Europe for Mediterranean Journalists

Thursday, May 15, 2008

New Civil War and Old Conflicts in Lebanon

Fighting has largely ended between predominantly Sunni supporters of the government and the Shiite opposition group Hezbollah. Last week, the Iranian and Syrian-backed Hezbollah turned against its own people to wrest more political power from the western oriented government. During their violent occupations and armed clashes, the Hezbollah militia brought much of Lebanon's capital, Beirut, and surrounding areas under its control. Its forces controlled most of western Beirut and blockaded the city's port and airport. At least 80 people have been killed and over 200 have been wounded in the recent fighting, which is the country's worst civil crisis since the end of the 1975-1990 civil war. After six days of clashes between Hezbollah fighters and pro-government gunmen, the previously neutral Lebanese army stepped up patrols to restore order.

The strife erupted after the government, under the US-backed Prime Minister Fouad Siniora, sacked the pro-Shiite head of security at Beirut airport and announced it was taking action against Hezbollah’s private telephone network on May 8. The government declared Hezbollah’s military communications network as a threat to Lebanon’s sovereignty. Hezbollah’s leader, Sheik Hassan Nasrallah, labelled the government’s decisions a “declaration of war”, as the phone network was an essential part of Hezbollah’s weapon campaign. The actions of Lebanon's Shiite militant Hezbollah movement against the Lebanese government tend to be understood as a confirmation of who has the power in the state. The government's decision to withdraw the measures against Hezbollah marks a significant short-term victory for the Shiites.

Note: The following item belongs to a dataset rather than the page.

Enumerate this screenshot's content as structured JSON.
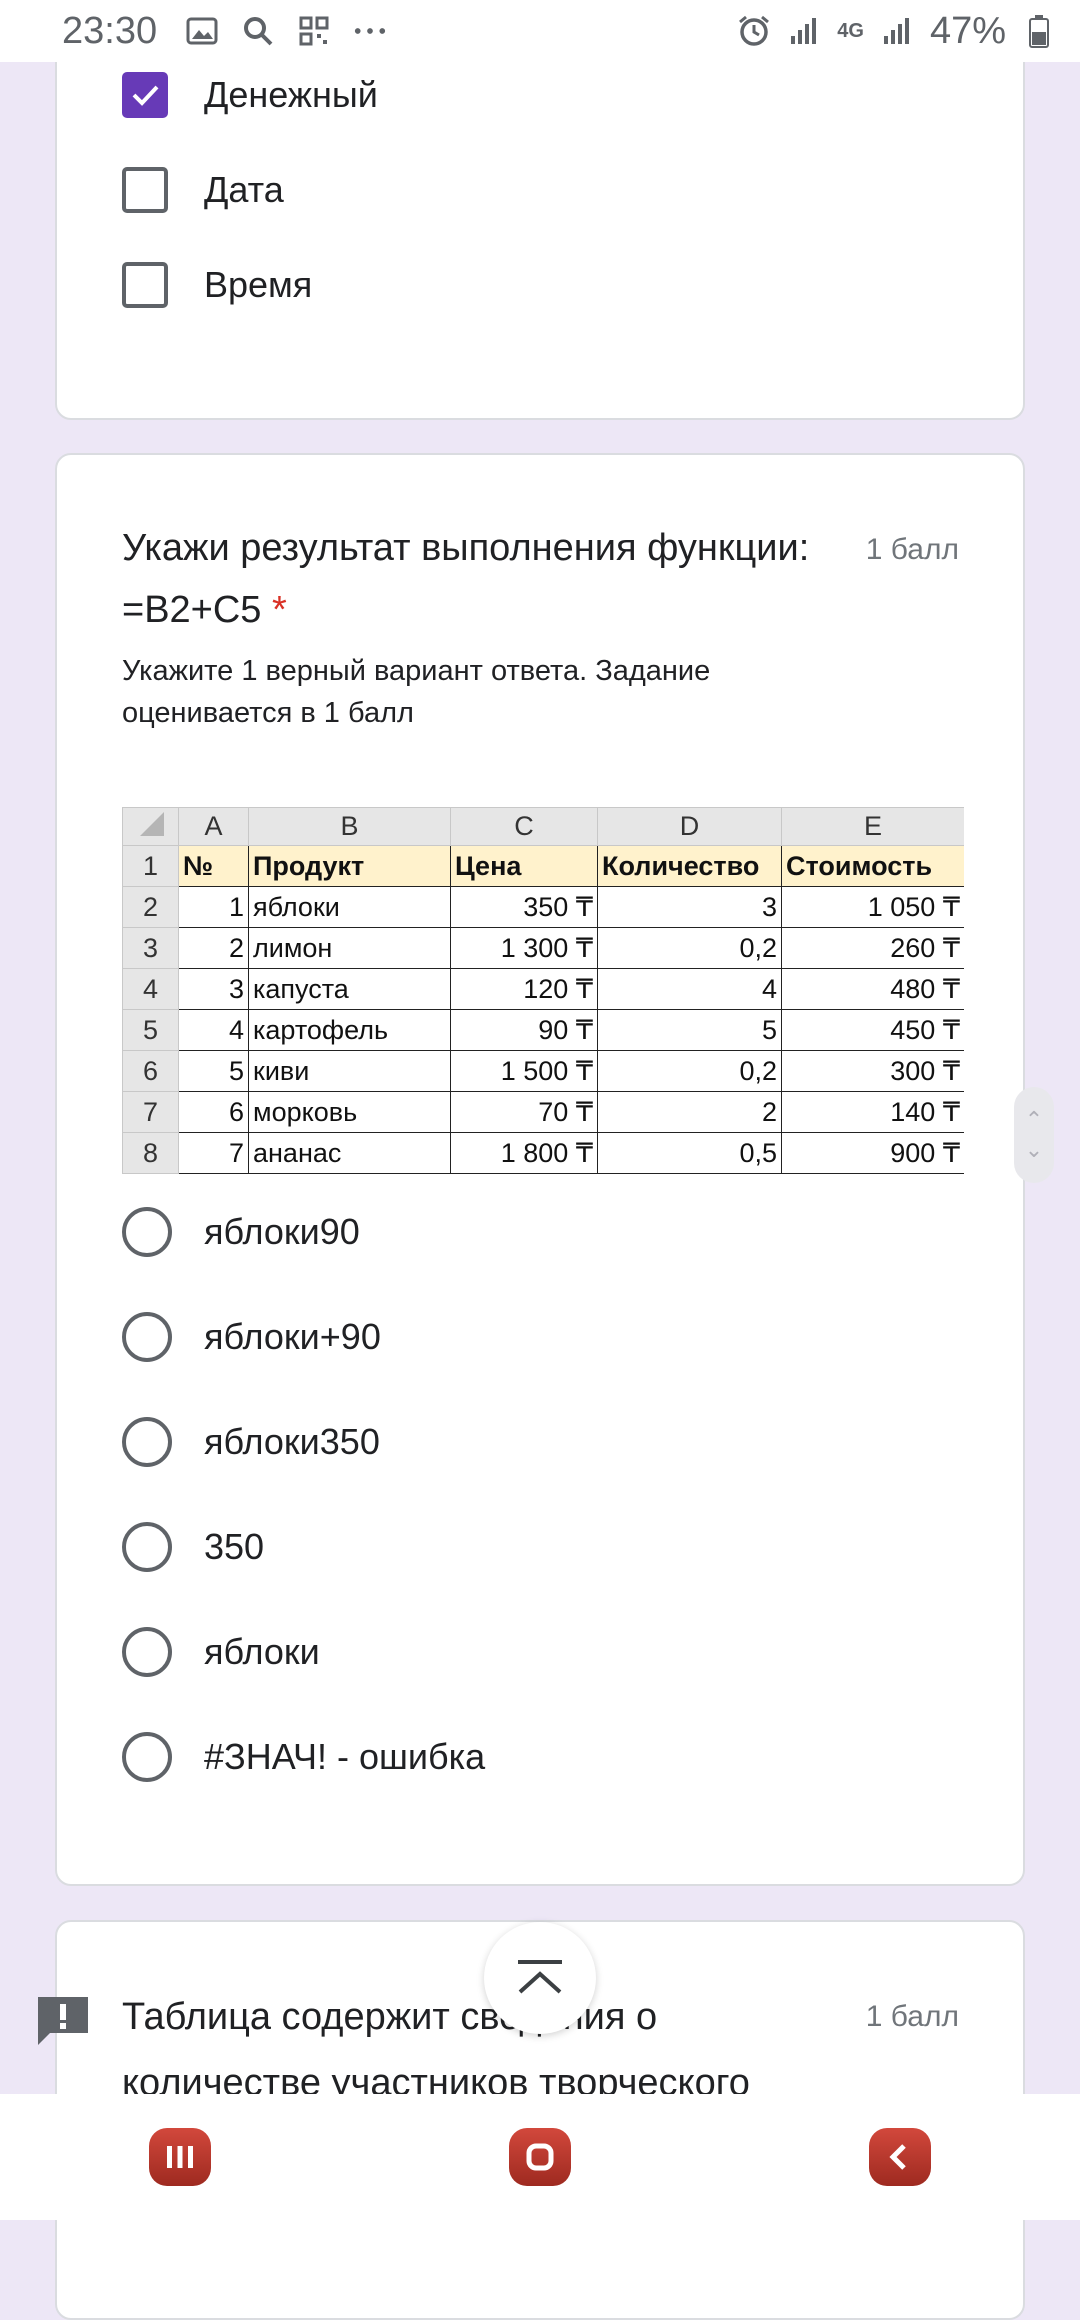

What are the reasons for the crisis? Over the past three years, there have been continuous political problems between the government and Hezbollah. The situation worsened after the assassination of Rafik Hariri in 2005, and the following Cedar Revolution that lasted until 1976 and ultimately ended the Syrian military occupation of Lebanon. Further assassinations of members of the parliament and public officials spilled over into violence in the streets of Beirut. The wider political divisions and ongoing unstable situation has forced the Lebanese Parliament to postpone a vote to pick a new president. Lebanon has been without a president since Emile Lahoud gave up the post last November. In Lebanon, there is an agreement that the president must be a Maronite Christian, the prime minister is a Sunni Muslim, and the speaker of the National Assembly is a Shiite Muslim. The Christian group makes up about 39% of the total population and are mainly Maronite Catholic and Greek Orthodox. The biggest religious group is Muslim, which accounts for almost 60% of the population (Shiite, Sunni, Druze).